Web page and app entries
BEGIN
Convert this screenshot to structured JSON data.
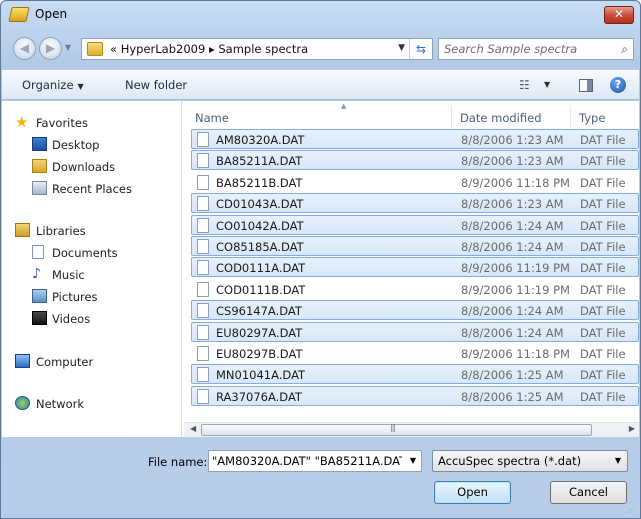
{
  "window": {
    "title": "Open",
    "close_label": "✕"
  },
  "address_bar": {
    "prefix": "«",
    "path": [
      "HyperLab2009",
      "Sample spectra"
    ],
    "separator": "▸"
  },
  "search": {
    "placeholder": "Search Sample spectra"
  },
  "toolbar": {
    "organize_label": "Organize",
    "new_folder_label": "New folder"
  },
  "navigation": {
    "favorites": {
      "label": "Favorites",
      "items": [
        "Desktop",
        "Downloads",
        "Recent Places"
      ]
    },
    "libraries": {
      "label": "Libraries",
      "items": [
        "Documents",
        "Music",
        "Pictures",
        "Videos"
      ]
    },
    "computer": {
      "label": "Computer"
    },
    "network": {
      "label": "Network"
    }
  },
  "file_list": {
    "columns": {
      "name": "Name",
      "date_modified": "Date modified",
      "type": "Type"
    },
    "rows": [
      {
        "name": "AM80320A.DAT",
        "date": "8/8/2006 1:23 AM",
        "type": "DAT File",
        "selected": true
      },
      {
        "name": "BA85211A.DAT",
        "date": "8/8/2006 1:23 AM",
        "type": "DAT File",
        "selected": true
      },
      {
        "name": "BA85211B.DAT",
        "date": "8/9/2006 11:18 PM",
        "type": "DAT File",
        "selected": false
      },
      {
        "name": "CD01043A.DAT",
        "date": "8/8/2006 1:23 AM",
        "type": "DAT File",
        "selected": true
      },
      {
        "name": "CO01042A.DAT",
        "date": "8/8/2006 1:24 AM",
        "type": "DAT File",
        "selected": true
      },
      {
        "name": "CO85185A.DAT",
        "date": "8/8/2006 1:24 AM",
        "type": "DAT File",
        "selected": true
      },
      {
        "name": "COD0111A.DAT",
        "date": "8/9/2006 11:19 PM",
        "type": "DAT File",
        "selected": true
      },
      {
        "name": "COD0111B.DAT",
        "date": "8/9/2006 11:19 PM",
        "type": "DAT File",
        "selected": false
      },
      {
        "name": "CS96147A.DAT",
        "date": "8/8/2006 1:24 AM",
        "type": "DAT File",
        "selected": true
      },
      {
        "name": "EU80297A.DAT",
        "date": "8/8/2006 1:24 AM",
        "type": "DAT File",
        "selected": true
      },
      {
        "name": "EU80297B.DAT",
        "date": "8/9/2006 11:18 PM",
        "type": "DAT File",
        "selected": false
      },
      {
        "name": "MN01041A.DAT",
        "date": "8/8/2006 1:25 AM",
        "type": "DAT File",
        "selected": true
      },
      {
        "name": "RA37076A.DAT",
        "date": "8/8/2006 1:25 AM",
        "type": "DAT File",
        "selected": true
      }
    ]
  },
  "bottom": {
    "file_name_label": "File name:",
    "file_name_value": "\"AM80320A.DAT\" \"BA85211A.DAT\"",
    "filter_value": "AccuSpec spectra (*.dat)",
    "open_label": "Open",
    "cancel_label": "Cancel"
  },
  "colors": {
    "selection_fill": "#dce9f9",
    "selection_border": "#84acdd",
    "accent": "#2f6fc0"
  }
}
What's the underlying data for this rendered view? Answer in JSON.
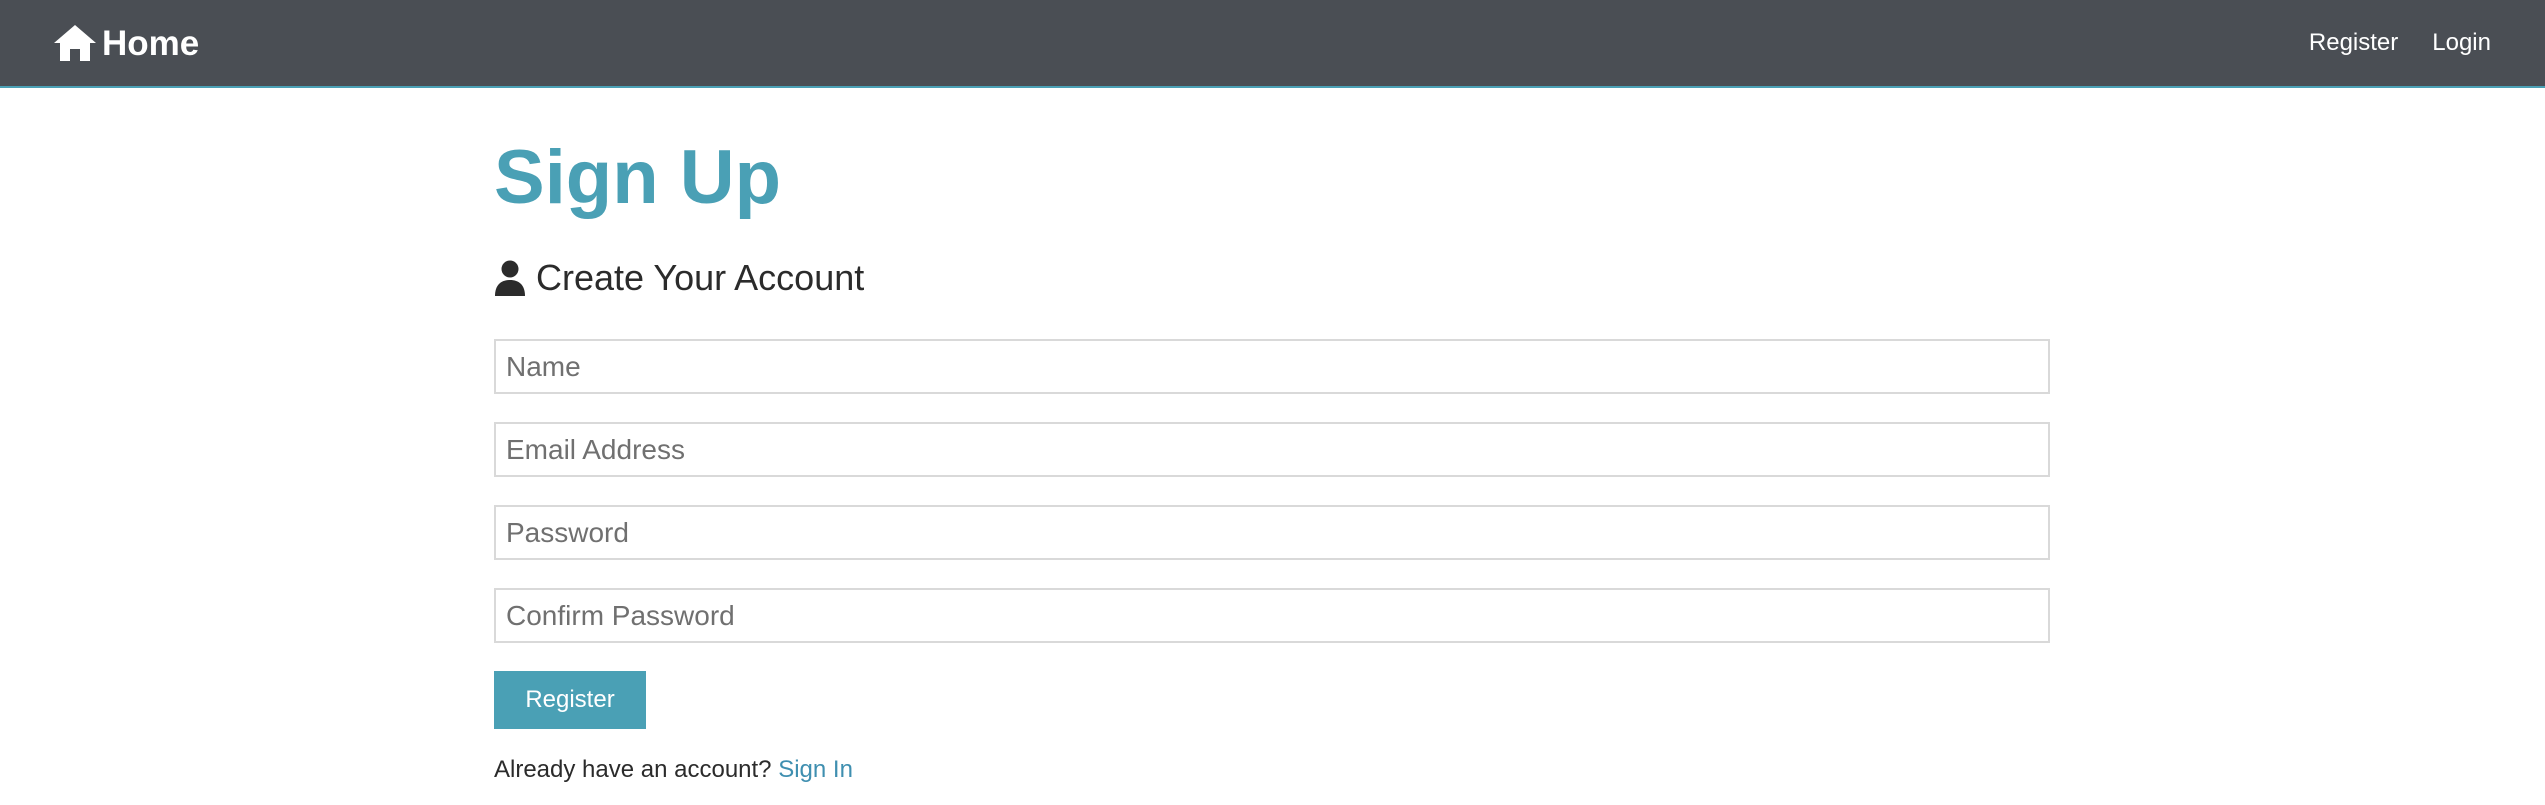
{
  "navbar": {
    "brand_label": "Home",
    "brand_icon": "home-icon",
    "links": [
      {
        "label": "Register"
      },
      {
        "label": "Login"
      }
    ]
  },
  "page": {
    "title": "Sign Up",
    "subtitle": "Create Your Account",
    "subtitle_icon": "user-icon"
  },
  "form": {
    "name_placeholder": "Name",
    "email_placeholder": "Email Address",
    "password_placeholder": "Password",
    "confirm_placeholder": "Confirm Password",
    "submit_label": "Register"
  },
  "footer": {
    "prompt": "Already have an account?",
    "link_label": "Sign In"
  },
  "colors": {
    "navbar_bg": "#4a4e54",
    "accent": "#4aa0b5",
    "link": "#3f8fb0"
  }
}
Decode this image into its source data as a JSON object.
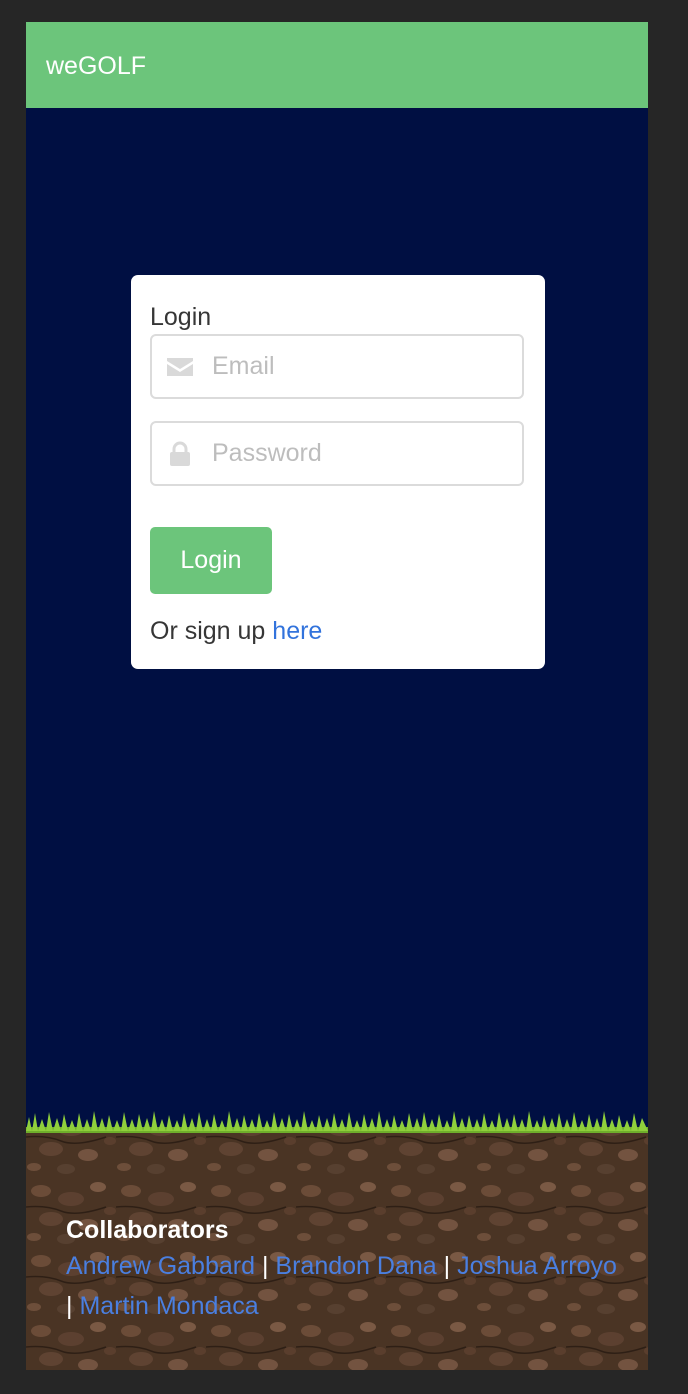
{
  "navbar": {
    "brand": "weGOLF"
  },
  "login": {
    "title": "Login",
    "email_placeholder": "Email",
    "password_placeholder": "Password",
    "button_label": "Login",
    "signup_text": "Or sign up",
    "signup_link": "here"
  },
  "footer": {
    "title": "Collaborators",
    "collaborators": [
      "Andrew Gabbard",
      "Brandon Dana",
      "Joshua Arroyo",
      "Martin Mondaca"
    ],
    "separator": "|"
  },
  "colors": {
    "navbar": "#6cc57b",
    "background": "#000f42",
    "link": "#3273dc",
    "grass": "#8fcf3c",
    "soil": "#4a3424"
  },
  "icons": {
    "email": "envelope-icon",
    "password": "lock-icon"
  }
}
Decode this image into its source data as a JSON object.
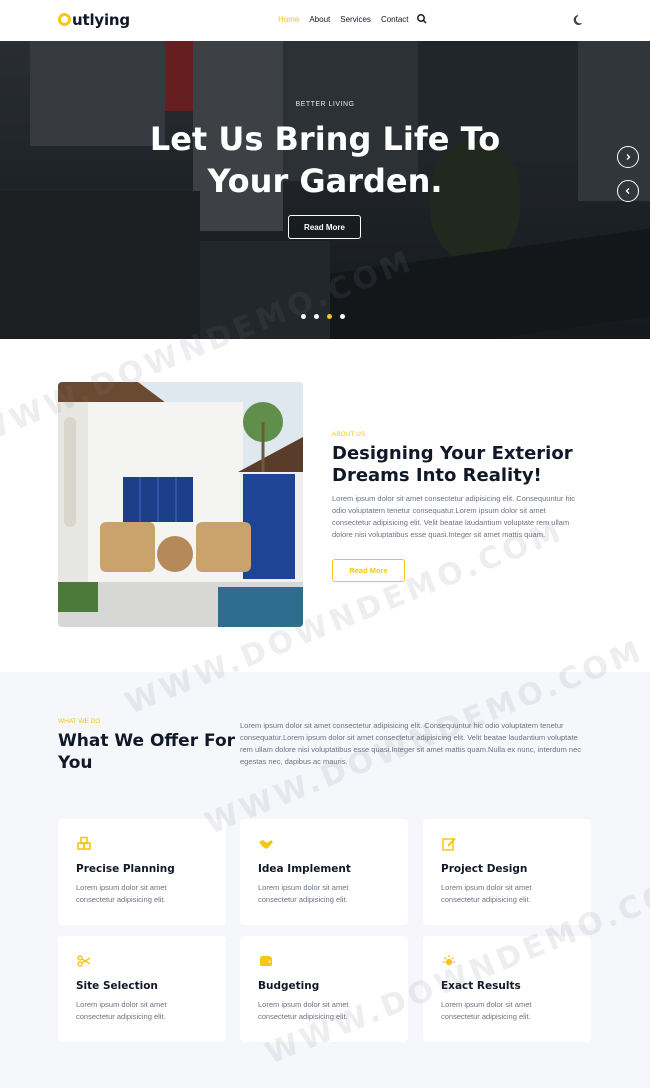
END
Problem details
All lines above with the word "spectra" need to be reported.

Result of the exercise
      "Sample spectra"
    "placeholder": "Search Sample spectra"
    "filter_value": "AccuSpec spectra (*.dat)",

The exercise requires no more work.